Amazon’s gross margin is 3 percent : That’s before credit card fees and all their other costs. They make money on FBA and AWS. The latter is suffering from competitive pressure. Amazon isn’t putting anyone out of business anymore except possibly themselves.This is a $200 stock masquerading as s $1600 stock

debit
debit

Wow. This post aged well.

Bobo
Bobo

Mad props, though, for the poster’s highly accurate name — Losingtrader!

Mel
Mel

This comment did not age well.

Laurel
Laurel

It’s actually true though. Whether or not the stock price is valued appropriately is another story but Amazon makes most of its money on AWS and barely breaks even on its retail operation; it can continue because of its profits from AWS but if allowed on an ongoing basis has scary implications if they put most other retailers who don’t have a cloud services division to subsidize losses and then start to price gouge due to lack of competition.
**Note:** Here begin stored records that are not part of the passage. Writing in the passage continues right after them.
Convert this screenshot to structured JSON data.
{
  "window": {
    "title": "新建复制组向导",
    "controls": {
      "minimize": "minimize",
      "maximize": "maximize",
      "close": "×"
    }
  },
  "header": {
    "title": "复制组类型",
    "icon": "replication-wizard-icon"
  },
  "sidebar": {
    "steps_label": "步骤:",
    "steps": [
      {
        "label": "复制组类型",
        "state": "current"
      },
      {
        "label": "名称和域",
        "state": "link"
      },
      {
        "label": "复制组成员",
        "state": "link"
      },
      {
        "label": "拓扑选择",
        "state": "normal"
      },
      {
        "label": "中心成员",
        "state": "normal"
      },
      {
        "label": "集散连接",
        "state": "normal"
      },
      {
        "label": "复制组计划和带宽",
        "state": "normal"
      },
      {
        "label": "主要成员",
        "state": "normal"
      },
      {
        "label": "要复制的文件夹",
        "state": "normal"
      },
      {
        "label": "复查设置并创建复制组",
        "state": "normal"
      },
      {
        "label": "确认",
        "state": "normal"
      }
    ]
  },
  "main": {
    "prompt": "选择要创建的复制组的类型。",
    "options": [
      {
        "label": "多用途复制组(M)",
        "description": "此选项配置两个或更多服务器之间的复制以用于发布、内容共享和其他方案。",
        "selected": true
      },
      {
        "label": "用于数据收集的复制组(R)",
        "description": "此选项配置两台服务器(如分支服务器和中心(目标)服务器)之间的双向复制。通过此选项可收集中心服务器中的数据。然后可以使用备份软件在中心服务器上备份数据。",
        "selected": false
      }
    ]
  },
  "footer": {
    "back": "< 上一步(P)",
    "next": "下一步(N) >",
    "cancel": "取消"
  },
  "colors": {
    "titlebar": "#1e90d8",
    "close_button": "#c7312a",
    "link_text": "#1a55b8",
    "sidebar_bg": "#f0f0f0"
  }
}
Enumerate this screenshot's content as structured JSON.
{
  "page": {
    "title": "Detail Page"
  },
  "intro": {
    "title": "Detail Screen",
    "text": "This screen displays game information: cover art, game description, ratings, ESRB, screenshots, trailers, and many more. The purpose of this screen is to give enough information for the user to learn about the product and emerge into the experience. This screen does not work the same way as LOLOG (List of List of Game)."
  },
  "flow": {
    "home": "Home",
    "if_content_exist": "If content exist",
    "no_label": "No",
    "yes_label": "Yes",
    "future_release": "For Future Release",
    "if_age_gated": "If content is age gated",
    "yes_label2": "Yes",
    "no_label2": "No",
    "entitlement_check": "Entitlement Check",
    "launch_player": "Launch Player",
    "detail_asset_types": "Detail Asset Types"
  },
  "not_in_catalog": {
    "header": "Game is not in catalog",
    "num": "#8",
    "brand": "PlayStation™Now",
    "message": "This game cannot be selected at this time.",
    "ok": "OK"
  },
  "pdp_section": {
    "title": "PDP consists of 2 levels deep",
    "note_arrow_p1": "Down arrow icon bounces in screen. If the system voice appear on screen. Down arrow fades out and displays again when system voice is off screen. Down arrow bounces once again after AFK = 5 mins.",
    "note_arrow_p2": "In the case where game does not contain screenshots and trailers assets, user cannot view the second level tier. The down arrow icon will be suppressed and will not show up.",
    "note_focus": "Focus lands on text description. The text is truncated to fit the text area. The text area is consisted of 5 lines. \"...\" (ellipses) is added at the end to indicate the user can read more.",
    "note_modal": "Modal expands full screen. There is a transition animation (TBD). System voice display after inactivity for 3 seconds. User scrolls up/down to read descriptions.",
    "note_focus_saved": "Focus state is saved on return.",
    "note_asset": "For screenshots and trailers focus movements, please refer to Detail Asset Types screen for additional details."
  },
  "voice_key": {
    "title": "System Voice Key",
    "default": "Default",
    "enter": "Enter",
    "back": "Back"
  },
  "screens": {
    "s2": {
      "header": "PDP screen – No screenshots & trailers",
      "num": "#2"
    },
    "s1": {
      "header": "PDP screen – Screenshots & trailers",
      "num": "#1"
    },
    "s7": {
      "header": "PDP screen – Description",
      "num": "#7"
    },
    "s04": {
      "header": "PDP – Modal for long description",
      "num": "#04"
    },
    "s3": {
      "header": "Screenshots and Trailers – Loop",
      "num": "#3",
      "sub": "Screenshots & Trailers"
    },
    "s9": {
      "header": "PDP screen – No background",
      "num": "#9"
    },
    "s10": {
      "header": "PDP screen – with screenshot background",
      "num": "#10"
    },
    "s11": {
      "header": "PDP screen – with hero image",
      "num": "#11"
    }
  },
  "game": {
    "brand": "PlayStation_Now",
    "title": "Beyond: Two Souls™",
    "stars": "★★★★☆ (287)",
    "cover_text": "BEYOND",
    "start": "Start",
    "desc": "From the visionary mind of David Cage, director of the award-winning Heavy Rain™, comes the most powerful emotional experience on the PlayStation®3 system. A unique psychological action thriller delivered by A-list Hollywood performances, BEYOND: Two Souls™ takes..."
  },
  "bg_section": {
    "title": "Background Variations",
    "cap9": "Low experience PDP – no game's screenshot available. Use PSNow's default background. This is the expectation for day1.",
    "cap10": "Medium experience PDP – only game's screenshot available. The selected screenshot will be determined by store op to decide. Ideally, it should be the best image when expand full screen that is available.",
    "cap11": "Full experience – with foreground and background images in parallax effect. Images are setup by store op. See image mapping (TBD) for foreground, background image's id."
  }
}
TB
TB

“barely breaks even” is quite an understatement. Amazon does allegedly make ~60% of its profits from AWS but for a company making close to 12 billion dollars in profits, 3.6 billion income is no joke.

Stryker
Stryker

Incorrect. Amazon makes money on the sales to retail consumers. They just plough it back into other capabilities like AWS, Amazon Video, Whole Foods and constantly show losses.

Ro
Ro

Used to be you could purchase something via S&S and that price would be locked for the 1st shipment. Meaning I could click “Skip” on that first month and get it a month or two later for the locked price. I did this for years.

About a year ago I noticed that this stopped working; if you didn’t get the item the very first month you locked it the price could inflate to whatever Amazon was currently charging.

So now I never skip the first scheduled delivery and I always cancel the subscription once I’ve received it. Never had a problem…

Sam
Sam

I just added a new S&S order and noticed this on the “confirm subscription” page right below the big item price.

“The price of your subscription may change based on the price of the item(s) in your order at the time the order is processed.”

I don’t recall seeing that in the past, but I was on the look out today. I will definitely complain if any item ships at a price other than the original invoiced price (for the first shipment).

Brandon
Brandon

If this happens, chat with Amazon. They generally are more than happy to help you by giving you a credit for the amount. I’m not saying it doesn’t take time, but you at least get something.

Kid
Kid

They did that to 4 of my S&S items. Never got the 1st shipment, no cancellation notice. Just rescheduled the delivery date with new higher price.

Lia
Lia

I’ve used Subscribe and Save for a while. Just checked my Subscribe and Save and found a few items more expensive than I have thought. It is a good idea to check the price and change as necessary for Subscribe and Save. Thanks to this article, I just made a change and saved almost 10$.

shak
shak

I’ve been using Amazon S&S for several years now. When I add an item to my S&S order, Amazon immediately issues an invoice with the date ordered, S&S 15% discount, any coupon savings, gift card credits, Amazon Visa 5% CC points/dollars. It’s all there…and it’s immediately viewable in/on your order’s page. Just before the items are ready to ship Amazon sends an email giving you a chance to make last minute changes. At that point…I always check the items’ invoices one more time. I’ve never had any problem with a canceled/changed/reissued item on an S&S order. My Amazon Visa 5% CC online billing has clickable links to the Amazon orders…and those amounts always matches the bottom line total for each item on the Amazon invoices. So, I haven’t experienced any of the problems outlined here.
One more note…The prices change from month to month…so I often cancel a subscription for an item, and find a comparable replacement that’s on sale…most often this occurs when $2-5 coupons show up for everyday items like TP, paper towels, dish washer detergent, laundry soap, shampoo, etc.

Lisa
Lisa

I noticed it once before on a vitamin coupon I found which I used s & s.. Luckily the coupon was only a few dollars so I didn’t return it. But yeah it’s really annoying that what I agreed to pay for is not the price charged. Can’t believe that’s legal.
I know they don’t charge you till the package is being shipped but I’d rather they charge me when I press pay so I know what’s charged.